EXERCISE PROMPT:
From the first line to the last, print the data exactly as it appears.

(Page and application data records)
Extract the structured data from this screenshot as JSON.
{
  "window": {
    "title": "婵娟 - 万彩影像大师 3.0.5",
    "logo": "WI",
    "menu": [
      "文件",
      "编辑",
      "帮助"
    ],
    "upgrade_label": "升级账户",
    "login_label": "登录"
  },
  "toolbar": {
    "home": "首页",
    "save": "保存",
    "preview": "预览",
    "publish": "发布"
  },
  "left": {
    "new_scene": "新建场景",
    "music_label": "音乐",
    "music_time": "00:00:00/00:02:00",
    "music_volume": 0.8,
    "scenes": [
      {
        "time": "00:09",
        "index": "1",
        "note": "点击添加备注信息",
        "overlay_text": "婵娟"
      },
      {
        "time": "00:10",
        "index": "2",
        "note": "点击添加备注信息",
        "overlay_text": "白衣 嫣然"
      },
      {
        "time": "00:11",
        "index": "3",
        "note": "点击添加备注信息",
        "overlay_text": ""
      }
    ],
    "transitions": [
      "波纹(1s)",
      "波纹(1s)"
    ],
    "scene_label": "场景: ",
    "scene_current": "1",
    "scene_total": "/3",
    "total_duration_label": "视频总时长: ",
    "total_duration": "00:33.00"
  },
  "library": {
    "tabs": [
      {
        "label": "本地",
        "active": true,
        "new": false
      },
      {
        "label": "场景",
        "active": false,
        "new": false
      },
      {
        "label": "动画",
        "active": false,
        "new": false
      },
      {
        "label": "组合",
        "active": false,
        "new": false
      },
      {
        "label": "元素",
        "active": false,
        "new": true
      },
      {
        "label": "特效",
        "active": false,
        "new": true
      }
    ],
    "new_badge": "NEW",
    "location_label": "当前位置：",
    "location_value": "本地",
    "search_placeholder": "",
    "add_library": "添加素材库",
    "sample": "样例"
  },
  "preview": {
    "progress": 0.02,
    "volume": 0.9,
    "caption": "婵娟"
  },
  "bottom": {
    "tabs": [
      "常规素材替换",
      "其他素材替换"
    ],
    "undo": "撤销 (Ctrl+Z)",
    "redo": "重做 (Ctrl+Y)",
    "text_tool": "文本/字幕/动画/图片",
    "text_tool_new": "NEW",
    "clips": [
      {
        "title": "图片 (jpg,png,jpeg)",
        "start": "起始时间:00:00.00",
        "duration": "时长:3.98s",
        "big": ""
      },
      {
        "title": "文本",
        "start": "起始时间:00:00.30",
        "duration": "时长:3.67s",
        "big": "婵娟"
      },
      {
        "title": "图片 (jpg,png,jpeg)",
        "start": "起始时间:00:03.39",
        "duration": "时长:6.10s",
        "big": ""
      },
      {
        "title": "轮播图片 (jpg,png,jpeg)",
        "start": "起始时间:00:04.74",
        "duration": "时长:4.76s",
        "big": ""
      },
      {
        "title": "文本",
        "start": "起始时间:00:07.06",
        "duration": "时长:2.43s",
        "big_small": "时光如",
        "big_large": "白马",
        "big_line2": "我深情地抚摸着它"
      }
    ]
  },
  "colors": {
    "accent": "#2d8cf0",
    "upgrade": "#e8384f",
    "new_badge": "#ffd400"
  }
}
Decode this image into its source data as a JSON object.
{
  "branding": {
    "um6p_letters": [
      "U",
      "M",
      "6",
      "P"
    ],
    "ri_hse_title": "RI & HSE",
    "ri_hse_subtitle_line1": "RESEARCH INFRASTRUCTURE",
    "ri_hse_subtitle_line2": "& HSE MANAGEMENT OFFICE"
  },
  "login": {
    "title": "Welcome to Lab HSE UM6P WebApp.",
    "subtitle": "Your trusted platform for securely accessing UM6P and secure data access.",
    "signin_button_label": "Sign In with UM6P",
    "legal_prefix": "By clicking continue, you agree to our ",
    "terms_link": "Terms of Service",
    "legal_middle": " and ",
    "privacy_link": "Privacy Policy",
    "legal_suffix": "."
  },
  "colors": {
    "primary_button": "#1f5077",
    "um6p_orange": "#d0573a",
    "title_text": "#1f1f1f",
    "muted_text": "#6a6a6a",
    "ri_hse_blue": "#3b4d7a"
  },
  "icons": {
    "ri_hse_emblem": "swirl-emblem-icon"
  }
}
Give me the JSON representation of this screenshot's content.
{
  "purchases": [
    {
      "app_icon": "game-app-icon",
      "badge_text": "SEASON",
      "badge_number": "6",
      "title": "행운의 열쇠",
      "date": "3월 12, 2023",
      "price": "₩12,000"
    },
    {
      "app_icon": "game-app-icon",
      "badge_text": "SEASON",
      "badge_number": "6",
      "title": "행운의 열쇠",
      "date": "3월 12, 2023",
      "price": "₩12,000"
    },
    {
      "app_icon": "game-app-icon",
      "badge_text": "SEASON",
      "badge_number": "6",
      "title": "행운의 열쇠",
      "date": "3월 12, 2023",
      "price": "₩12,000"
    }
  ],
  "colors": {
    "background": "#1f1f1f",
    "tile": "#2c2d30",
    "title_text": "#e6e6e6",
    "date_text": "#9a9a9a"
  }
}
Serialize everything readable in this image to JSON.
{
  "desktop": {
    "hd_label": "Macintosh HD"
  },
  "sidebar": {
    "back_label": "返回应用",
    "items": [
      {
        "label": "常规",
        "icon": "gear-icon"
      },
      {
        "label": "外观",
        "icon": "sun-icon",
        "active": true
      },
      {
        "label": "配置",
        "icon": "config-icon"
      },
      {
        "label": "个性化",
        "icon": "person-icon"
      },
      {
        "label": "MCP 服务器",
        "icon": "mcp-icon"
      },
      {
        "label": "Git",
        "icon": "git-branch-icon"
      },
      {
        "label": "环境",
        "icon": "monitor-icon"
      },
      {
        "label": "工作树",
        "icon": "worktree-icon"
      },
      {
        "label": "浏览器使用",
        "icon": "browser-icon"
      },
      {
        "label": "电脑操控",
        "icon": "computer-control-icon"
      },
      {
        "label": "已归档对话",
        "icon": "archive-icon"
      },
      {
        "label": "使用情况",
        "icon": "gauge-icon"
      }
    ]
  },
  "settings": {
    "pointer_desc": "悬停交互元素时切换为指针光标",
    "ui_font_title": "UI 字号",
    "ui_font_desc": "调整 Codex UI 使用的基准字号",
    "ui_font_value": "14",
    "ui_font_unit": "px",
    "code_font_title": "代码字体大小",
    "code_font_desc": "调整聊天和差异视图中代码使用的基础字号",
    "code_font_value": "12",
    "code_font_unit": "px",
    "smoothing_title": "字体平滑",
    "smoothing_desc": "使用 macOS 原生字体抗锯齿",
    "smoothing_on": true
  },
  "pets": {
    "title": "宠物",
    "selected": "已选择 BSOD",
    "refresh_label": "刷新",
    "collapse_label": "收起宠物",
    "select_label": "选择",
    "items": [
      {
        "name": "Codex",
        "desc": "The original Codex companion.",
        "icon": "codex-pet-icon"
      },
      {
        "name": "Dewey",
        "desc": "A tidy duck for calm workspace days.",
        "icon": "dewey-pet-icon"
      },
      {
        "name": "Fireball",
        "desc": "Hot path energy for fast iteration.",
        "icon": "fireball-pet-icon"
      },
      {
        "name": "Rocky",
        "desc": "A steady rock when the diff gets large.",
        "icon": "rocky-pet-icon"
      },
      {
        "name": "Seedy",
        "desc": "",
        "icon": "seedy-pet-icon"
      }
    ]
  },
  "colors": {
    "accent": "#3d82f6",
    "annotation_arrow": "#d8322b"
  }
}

TASK ANSWER:
Extract the structured data from this screenshot as JSON.
{
  "window": {
    "title": "婵娟 - 万彩影像大师 3.0.5",
    "logo": "WI",
    "menu": [
      "文件",
      "编辑",
      "帮助"
    ],
    "upgrade_label": "升级账户",
    "login_label": "登录"
  },
  "toolbar": {
    "home": "首页",
    "save": "保存",
    "preview": "预览",
    "publish": "发布"
  },
  "left": {
    "new_scene": "新建场景",
    "music_label": "音乐",
    "music_time": "00:00:00/00:02:00",
    "music_volume": 0.8,
    "scenes": [
      {
        "time": "00:09",
        "index": "1",
        "note": "点击添加备注信息",
        "overlay_text": "婵娟"
      },
      {
        "time": "00:10",
        "index": "2",
        "note": "点击添加备注信息",
        "overlay_text": "白衣 嫣然"
      },
      {
        "time": "00:11",
        "index": "3",
        "note": "点击添加备注信息",
        "overlay_text": ""
      }
    ],
    "transitions": [
      "波纹(1s)",
      "波纹(1s)"
    ],
    "scene_label": "场景: ",
    "scene_current": "1",
    "scene_total": "/3",
    "total_duration_label": "视频总时长: ",
    "total_duration": "00:33.00"
  },
  "library": {
    "tabs": [
      {
        "label": "本地",
        "active": true,
        "new": false
      },
      {
        "label": "场景",
        "active": false,
        "new": false
      },
      {
        "label": "动画",
        "active": false,
        "new": false
      },
      {
        "label": "组合",
        "active": false,
        "new": false
      },
      {
        "label": "元素",
        "active": false,
        "new": true
      },
      {
        "label": "特效",
        "active": false,
        "new": true
      }
    ],
    "new_badge": "NEW",
    "location_label": "当前位置：",
    "location_value": "本地",
    "search_placeholder": "",
    "add_library": "添加素材库",
    "sample": "样例"
  },
  "preview": {
    "progress": 0.02,
    "volume": 0.9,
    "caption": "婵娟"
  },
  "bottom": {
    "tabs": [
      "常规素材替换",
      "其他素材替换"
    ],
    "undo": "撤销 (Ctrl+Z)",
    "redo": "重做 (Ctrl+Y)",
    "text_tool": "文本/字幕/动画/图片",
    "text_tool_new": "NEW",
    "clips": [
      {
        "title": "图片 (jpg,png,jpeg)",
        "start": "起始时间:00:00.00",
        "duration": "时长:3.98s",
        "big": ""
      },
      {
        "title": "文本",
        "start": "起始时间:00:00.30",
        "duration": "时长:3.67s",
        "big": "婵娟"
      },
      {
        "title": "图片 (jpg,png,jpeg)",
        "start": "起始时间:00:03.39",
        "duration": "时长:6.10s",
        "big": ""
      },
      {
        "title": "轮播图片 (jpg,png,jpeg)",
        "start": "起始时间:00:04.74",
        "duration": "时长:4.76s",
        "big": ""
      },
      {
        "title": "文本",
        "start": "起始时间:00:07.06",
        "duration": "时长:2.43s",
        "big_small": "时光如",
        "big_large": "白马",
        "big_line2": "我深情地抚摸着它"
      }
    ]
  },
  "colors": {
    "accent": "#2d8cf0",
    "upgrade": "#e8384f",
    "new_badge": "#ffd400"
  }
}
Decode this image into its source data as a JSON object.
{
  "branding": {
    "um6p_letters": [
      "U",
      "M",
      "6",
      "P"
    ],
    "ri_hse_title": "RI & HSE",
    "ri_hse_subtitle_line1": "RESEARCH INFRASTRUCTURE",
    "ri_hse_subtitle_line2": "& HSE MANAGEMENT OFFICE"
  },
  "login": {
    "title": "Welcome to Lab HSE UM6P WebApp.",
    "subtitle": "Your trusted platform for securely accessing UM6P and secure data access.",
    "signin_button_label": "Sign In with UM6P",
    "legal_prefix": "By clicking continue, you agree to our ",
    "terms_link": "Terms of Service",
    "legal_middle": " and ",
    "privacy_link": "Privacy Policy",
    "legal_suffix": "."
  },
  "colors": {
    "primary_button": "#1f5077",
    "um6p_orange": "#d0573a",
    "title_text": "#1f1f1f",
    "muted_text": "#6a6a6a",
    "ri_hse_blue": "#3b4d7a"
  },
  "icons": {
    "ri_hse_emblem": "swirl-emblem-icon"
  }
}
Give me the JSON representation of this screenshot's content.
{
  "purchases": [
    {
      "app_icon": "game-app-icon",
      "badge_text": "SEASON",
      "badge_number": "6",
      "title": "행운의 열쇠",
      "date": "3월 12, 2023",
      "price": "₩12,000"
    },
    {
      "app_icon": "game-app-icon",
      "badge_text": "SEASON",
      "badge_number": "6",
      "title": "행운의 열쇠",
      "date": "3월 12, 2023",
      "price": "₩12,000"
    },
    {
      "app_icon": "game-app-icon",
      "badge_text": "SEASON",
      "badge_number": "6",
      "title": "행운의 열쇠",
      "date": "3월 12, 2023",
      "price": "₩12,000"
    }
  ],
  "colors": {
    "background": "#1f1f1f",
    "tile": "#2c2d30",
    "title_text": "#e6e6e6",
    "date_text": "#9a9a9a"
  }
}
Serialize everything readable in this image to JSON.
{
  "desktop": {
    "hd_label": "Macintosh HD"
  },
  "sidebar": {
    "back_label": "返回应用",
    "items": [
      {
        "label": "常规",
        "icon": "gear-icon"
      },
      {
        "label": "外观",
        "icon": "sun-icon",
        "active": true
      },
      {
        "label": "配置",
        "icon": "config-icon"
      },
      {
        "label": "个性化",
        "icon": "person-icon"
      },
      {
        "label": "MCP 服务器",
        "icon": "mcp-icon"
      },
      {
        "label": "Git",
        "icon": "git-branch-icon"
      },
      {
        "label": "环境",
        "icon": "monitor-icon"
      },
      {
        "label": "工作树",
        "icon": "worktree-icon"
      },
      {
        "label": "浏览器使用",
        "icon": "browser-icon"
      },
      {
        "label": "电脑操控",
        "icon": "computer-control-icon"
      },
      {
        "label": "已归档对话",
        "icon": "archive-icon"
      },
      {
        "label": "使用情况",
        "icon": "gauge-icon"
      }
    ]
  },
  "settings": {
    "pointer_desc": "悬停交互元素时切换为指针光标",
    "ui_font_title": "UI 字号",
    "ui_font_desc": "调整 Codex UI 使用的基准字号",
    "ui_font_value": "14",
    "ui_font_unit": "px",
    "code_font_title": "代码字体大小",
    "code_font_desc": "调整聊天和差异视图中代码使用的基础字号",
    "code_font_value": "12",
    "code_font_unit": "px",
    "smoothing_title": "字体平滑",
    "smoothing_desc": "使用 macOS 原生字体抗锯齿",
    "smoothing_on": true
  },
  "pets": {
    "title": "宠物",
    "selected": "已选择 BSOD",
    "refresh_label": "刷新",
    "collapse_label": "收起宠物",
    "select_label": "选择",
    "items": [
      {
        "name": "Codex",
        "desc": "The original Codex companion.",
        "icon": "codex-pet-icon"
      },
      {
        "name": "Dewey",
        "desc": "A tidy duck for calm workspace days.",
        "icon": "dewey-pet-icon"
      },
      {
        "name": "Fireball",
        "desc": "Hot path energy for fast iteration.",
        "icon": "fireball-pet-icon"
      },
      {
        "name": "Rocky",
        "desc": "A steady rock when the diff gets large.",
        "icon": "rocky-pet-icon"
      },
      {
        "name": "Seedy",
        "desc": "",
        "icon": "seedy-pet-icon"
      }
    ]
  },
  "colors": {
    "accent": "#3d82f6",
    "annotation_arrow": "#d8322b"
  }
}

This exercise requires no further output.